**Task to complete**. Wherever the string "Camera" turns up in the data, copy the whole line.
━━━ Excerpted data ━━━
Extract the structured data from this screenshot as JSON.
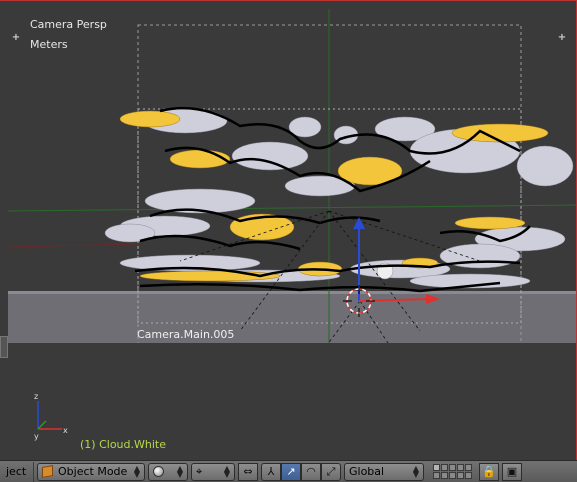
{
  "viewport": {
    "view_name": "Camera Persp",
    "units": "Meters",
    "camera_label": "Camera.Main.005",
    "object_info": "(1) Cloud.White"
  },
  "header": {
    "menu_tail": "ject",
    "mode_label": "Object Mode",
    "orientation_label": "Global",
    "active_tool": "manipulator-translate"
  },
  "colors": {
    "viewport_bg": "#3a3a3a",
    "cloud_white": "#d4d4e0",
    "cloud_yellow": "#f2c53a",
    "axis_x": "#e03030",
    "axis_y": "#2a9a2a",
    "axis_z": "#2a4ad8",
    "object_text": "#b8d84a",
    "active_button": "#5679b0"
  }
}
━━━
**Exercise solution**.
    "view_name": "Camera Persp",
    "camera_label": "Camera.Main.005",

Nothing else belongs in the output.